Another year has come and gone, and the economy continues to grow at a steady rate. The job landscape in America is changing and several “hot” careers are surfacing. Considering a career change? Choosing from the following list is an excellent occupational move, since the demand for workers is currently outweighing the supply. Get onto JobDiagnosis and start your job search today! It’s a mix of jobs that may or may not require a degree, so focus on a career that applies to your situation.
Top 5 Careers for 2015
1.) Software Developer
Typically pursuit of a software development position requires completion of a four year bachelor’s degree. There are some exceptions to this rule, but for the most, part finding this type of job without a relevant education is unadvised. A bachelor’s degree in computer science is usually a prerequisite. America boasts some of the most talented professionals in this field.
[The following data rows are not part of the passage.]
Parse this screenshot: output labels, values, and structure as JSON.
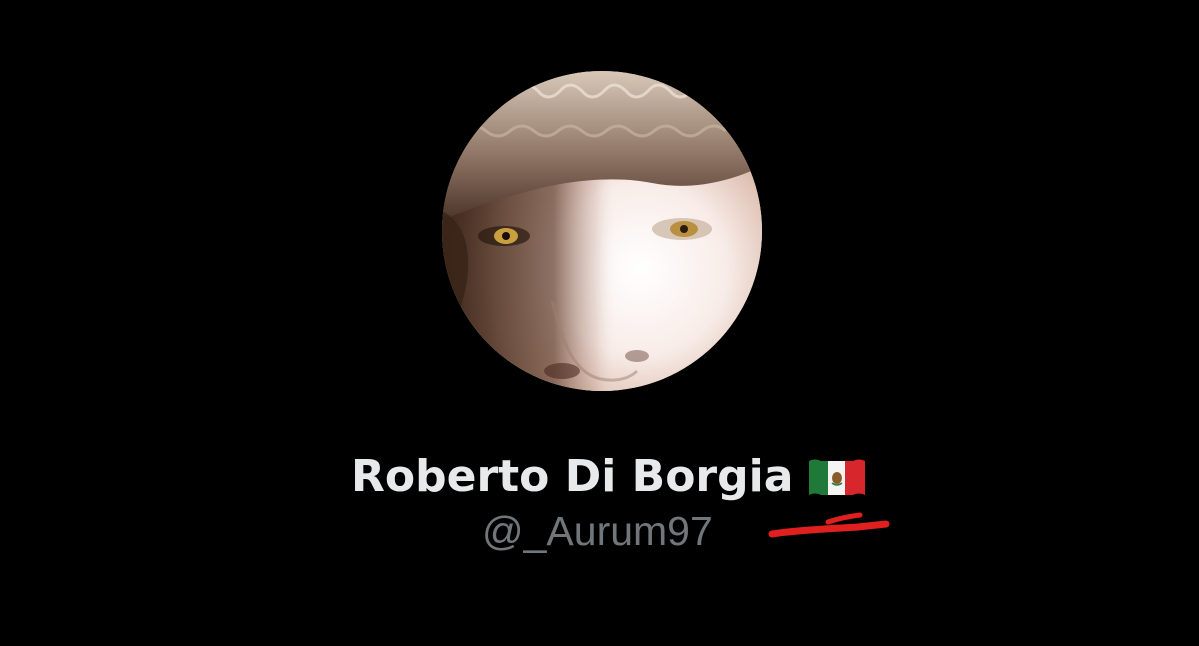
{
  "profile": {
    "display_name": "Roberto Di Borgia",
    "flag": "mexico-flag",
    "handle": "@_Aurum97"
  },
  "colors": {
    "background": "#000000",
    "name_text": "#e7e9ea",
    "handle_text": "#71767b",
    "annotation_stroke": "#e0201e"
  }
}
The work can certainly be outsourced, but quality usually suffers. This translates to top-quality remuneration for American workers. The average salary is $90,000 per year, and many will earn six-figures. It’s an excellent job that is expected to grow along with the economy.
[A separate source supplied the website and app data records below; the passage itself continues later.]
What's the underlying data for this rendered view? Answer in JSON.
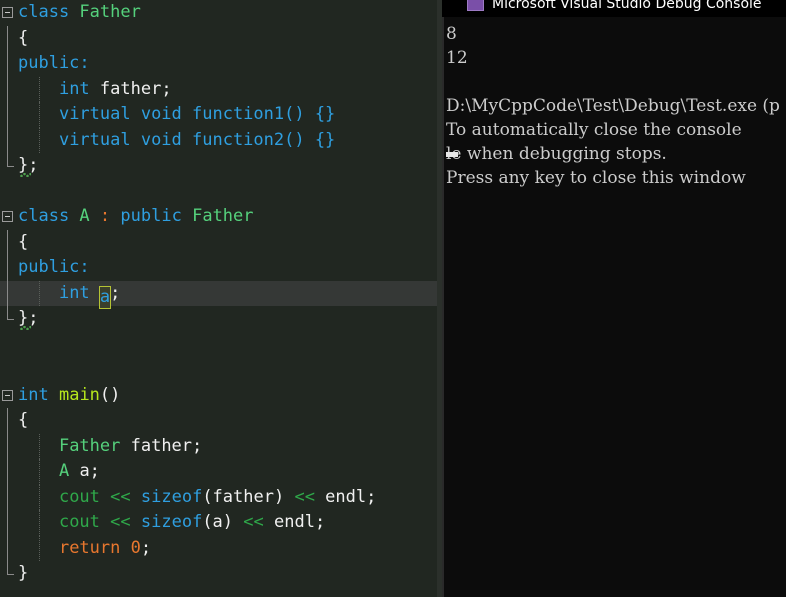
{
  "editor": {
    "name": "code-editor",
    "language": "cpp",
    "current_line_index": 11,
    "colors": {
      "background": "#212721",
      "current_line": "#353836",
      "keyword": "#2f9fe0",
      "type": "#55d17c",
      "function": "#b5e61d",
      "operator": "#e8772e",
      "stream": "#2fa84a",
      "plain": "#f0f0f0",
      "reference_highlight_border": "#b5c334"
    },
    "lines": [
      {
        "n": 1,
        "text": "class Father",
        "fold": "start"
      },
      {
        "n": 2,
        "text": "{",
        "fold": "mid"
      },
      {
        "n": 3,
        "text": "public:",
        "fold": "mid"
      },
      {
        "n": 4,
        "text": "    int father;",
        "fold": "mid"
      },
      {
        "n": 5,
        "text": "    virtual void function1() {}",
        "fold": "mid"
      },
      {
        "n": 6,
        "text": "    virtual void function2() {}",
        "fold": "mid"
      },
      {
        "n": 7,
        "text": "};",
        "fold": "end"
      },
      {
        "n": 8,
        "text": "",
        "fold": "none"
      },
      {
        "n": 9,
        "text": "class A : public Father",
        "fold": "start"
      },
      {
        "n": 10,
        "text": "{",
        "fold": "mid"
      },
      {
        "n": 11,
        "text": "public:",
        "fold": "mid"
      },
      {
        "n": 12,
        "text": "    int a;",
        "fold": "mid"
      },
      {
        "n": 13,
        "text": "};",
        "fold": "end"
      },
      {
        "n": 14,
        "text": "",
        "fold": "none"
      },
      {
        "n": 15,
        "text": "",
        "fold": "none"
      },
      {
        "n": 16,
        "text": "int main()",
        "fold": "start"
      },
      {
        "n": 17,
        "text": "{",
        "fold": "mid"
      },
      {
        "n": 18,
        "text": "    Father father;",
        "fold": "mid"
      },
      {
        "n": 19,
        "text": "    A a;",
        "fold": "mid"
      },
      {
        "n": 20,
        "text": "    cout << sizeof(father) << endl;",
        "fold": "mid"
      },
      {
        "n": 21,
        "text": "    cout << sizeof(a) << endl;",
        "fold": "mid"
      },
      {
        "n": 22,
        "text": "    return 0;",
        "fold": "mid"
      },
      {
        "n": 23,
        "text": "}",
        "fold": "end"
      }
    ],
    "highlighted_identifier": "a"
  },
  "console": {
    "title": "Microsoft Visual Studio Debug Console",
    "icon": "visual-studio-icon",
    "background": "#0c0c0c",
    "lines": [
      "8",
      "12",
      "",
      "D:\\MyCppCode\\Test\\Debug\\Test.exe (p",
      "To automatically close the console",
      "le when debugging stops.",
      "Press any key to close this window"
    ]
  },
  "tokens": {
    "l1": [
      [
        "class ",
        "t-kw"
      ],
      [
        "Father",
        "t-type"
      ]
    ],
    "l2": [
      [
        "{",
        "t-punct"
      ]
    ],
    "l3": [
      [
        "public",
        "t-kw"
      ],
      [
        ":",
        "t-kw"
      ]
    ],
    "l4": [
      [
        "    ",
        "t-plain"
      ],
      [
        "int",
        "t-kw"
      ],
      [
        " father;",
        "t-plain"
      ]
    ],
    "l5": [
      [
        "    ",
        "t-plain"
      ],
      [
        "virtual void function1() {}",
        "t-kw"
      ]
    ],
    "l6": [
      [
        "    ",
        "t-plain"
      ],
      [
        "virtual void function2() {}",
        "t-kw"
      ]
    ],
    "l7": [
      [
        "};",
        "t-punct"
      ]
    ],
    "l9": [
      [
        "class ",
        "t-kw"
      ],
      [
        "A",
        "t-type"
      ],
      [
        " ",
        "t-plain"
      ],
      [
        ":",
        "t-op"
      ],
      [
        " ",
        "t-plain"
      ],
      [
        "public",
        "t-kw"
      ],
      [
        " ",
        "t-plain"
      ],
      [
        "Father",
        "t-type"
      ]
    ],
    "l10": [
      [
        "{",
        "t-punct"
      ]
    ],
    "l11": [
      [
        "public",
        "t-kw"
      ],
      [
        ":",
        "t-kw"
      ]
    ],
    "l12": [
      [
        "    ",
        "t-plain"
      ],
      [
        "int",
        "t-kw"
      ],
      [
        " ",
        "t-plain"
      ],
      [
        "a",
        "hl"
      ],
      [
        ";",
        "t-plain"
      ]
    ],
    "l13": [
      [
        "};",
        "t-punct"
      ]
    ],
    "l16": [
      [
        "int",
        "t-kw"
      ],
      [
        " ",
        "t-plain"
      ],
      [
        "main",
        "t-fn"
      ],
      [
        "()",
        "t-plain"
      ]
    ],
    "l17": [
      [
        "{",
        "t-punct"
      ]
    ],
    "l18": [
      [
        "    ",
        "t-plain"
      ],
      [
        "Father",
        "t-type"
      ],
      [
        " father;",
        "t-plain"
      ]
    ],
    "l19": [
      [
        "    ",
        "t-plain"
      ],
      [
        "A",
        "t-type"
      ],
      [
        " a;",
        "t-plain"
      ]
    ],
    "l20": [
      [
        "    ",
        "t-plain"
      ],
      [
        "cout",
        "t-green"
      ],
      [
        " ",
        "t-plain"
      ],
      [
        "<<",
        "t-green"
      ],
      [
        " ",
        "t-plain"
      ],
      [
        "sizeof",
        "t-blue2"
      ],
      [
        "(father)",
        "t-plain"
      ],
      [
        " ",
        "t-plain"
      ],
      [
        "<<",
        "t-green"
      ],
      [
        " endl;",
        "t-plain"
      ]
    ],
    "l21": [
      [
        "    ",
        "t-plain"
      ],
      [
        "cout",
        "t-green"
      ],
      [
        " ",
        "t-plain"
      ],
      [
        "<<",
        "t-green"
      ],
      [
        " ",
        "t-plain"
      ],
      [
        "sizeof",
        "t-blue2"
      ],
      [
        "(a)",
        "t-plain"
      ],
      [
        " ",
        "t-plain"
      ],
      [
        "<<",
        "t-green"
      ],
      [
        " endl;",
        "t-plain"
      ]
    ],
    "l22": [
      [
        "    ",
        "t-plain"
      ],
      [
        "return",
        "t-op"
      ],
      [
        " ",
        "t-plain"
      ],
      [
        "0",
        "t-num"
      ],
      [
        ";",
        "t-plain"
      ]
    ],
    "l23": [
      [
        "}",
        "t-punct"
      ]
    ]
  }
}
2.) Web Developer
The internet is a great place to earn money. Almost every company benefits from a solid website, especially those dealing with retail, sales, or customer service. There is no college degree requirement for web development, although a four year degree is helpful for the higher-level positions. Often times web developers work as independent contractors and charge a flat rate for the entire project. Doing so requires the ability to accurately scope projects and work well under deadlines. Also, a portfolio of past work is a great addition to a web developer’s resume. The average salary is 60,000 per year depending on location and job responsibilities.
3.) Physical Therapist
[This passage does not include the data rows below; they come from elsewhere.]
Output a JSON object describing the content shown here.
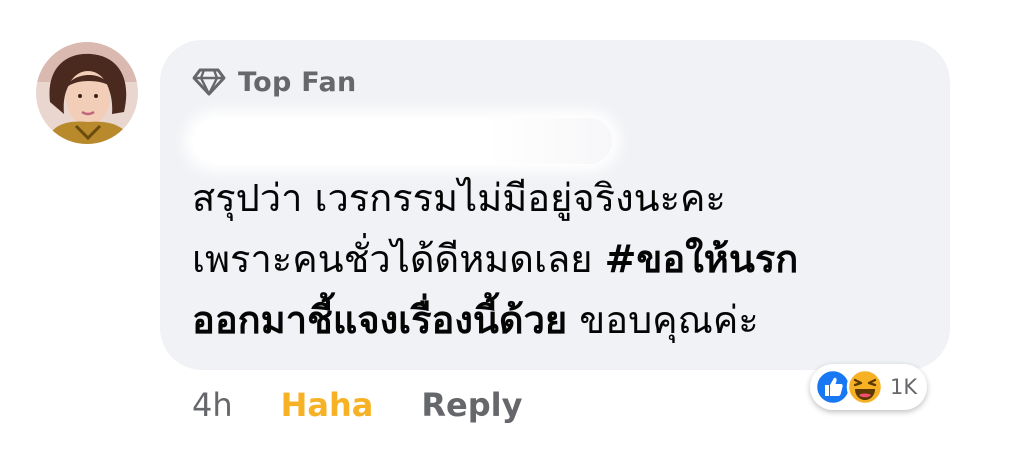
{
  "comment": {
    "badge": {
      "icon": "diamond-icon",
      "label": "Top Fan"
    },
    "author": {
      "name": ""
    },
    "text_lines": [
      [
        "สรุปว่า เวรกรรมไม่มีอยู่จริงนะคะ"
      ],
      [
        "เพราะคนชั่วได้ดีหมดเลย ",
        "#ขอให้นรก"
      ],
      [
        "ออกมาชี้แจงเรื่องนี้ด้วย",
        " ขอบคุณค่ะ"
      ]
    ]
  },
  "reactions": {
    "icons": [
      "like-reaction-icon",
      "haha-reaction-icon"
    ],
    "count": "1K",
    "colors": {
      "like": "#1877f2",
      "haha": "#f7b125"
    }
  },
  "actions": {
    "time": "4h",
    "reaction_label": "Haha",
    "reply_label": "Reply"
  },
  "colors": {
    "bubble": "#f0f2f5",
    "secondary_text": "#65676b",
    "haha_active": "#f7b125"
  }
}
Physical therapy jobs can be obtained in several ways. If you are pondering a career change, then consider a two-year physical therapy assistant program at a local state or community college. Typically these classes fit around the 9-5 work schedule so finding classes shouldn’t be an issue. To become a physical therapist, a great deal of educational background is required. Most have a master’s or PhD. Physical therapy will always be a relevant career, and job opportunities grow as baby boomers move into retirement age. It’s typically the elderly that require physical therapy, although younger people with certain injuries benefit from these services as well. The average salary for assistants is $53,000 per year. For physical therapists, the average salary is $79,000.
4.) Truck Driver
Truck driving has always been an excellent career. It doesn’t require a college degree but does require proper training and licensure. Truck school does cost money, but there are plenty of options to help with payment. Many companies offer student trucking programs and pay for all costs. However, beware of what you are signing up for if you decide to take this route. Many student trucking programs require over the road driving, which means you will be away from home of extended periods of time. If you pay for classes/licensure yourself, there will be multiple job opportunities available. There are currently more jobs than workers, and companies pay a premium rate to move freight across the country. The average salary for company drivers is $40,000 per year. If you become an owner-operator, there is six-figure income potential.
5.) Registered Nurse
Nursing is a rapidly growing profession. Workers are flocking to hospitals across the country, and there is plenty of opportunity. One of the perks of being a nurse is the overtime potential. Typically nurses work twelve hour shifts. Working 4-5 days per week or squeezing in some double shifts could translate to an extra 10-20 hours of overtime. The average wage for nurses is about $30/hr, and during overtime it bumps up to $45/hr. This could mean an extra $450-$900 per week in overtime pay. Nurses work hard and see a lot of people who are struggling with health issues. But if you can get over it, the earning potential is too good to pass up. If you are considering changing careers to nursing, keep in mind that many jobs can be obtained with only a two-year associate’s degree. However, management or teaching positions will require a four year bachelor’s and then a master’s degree.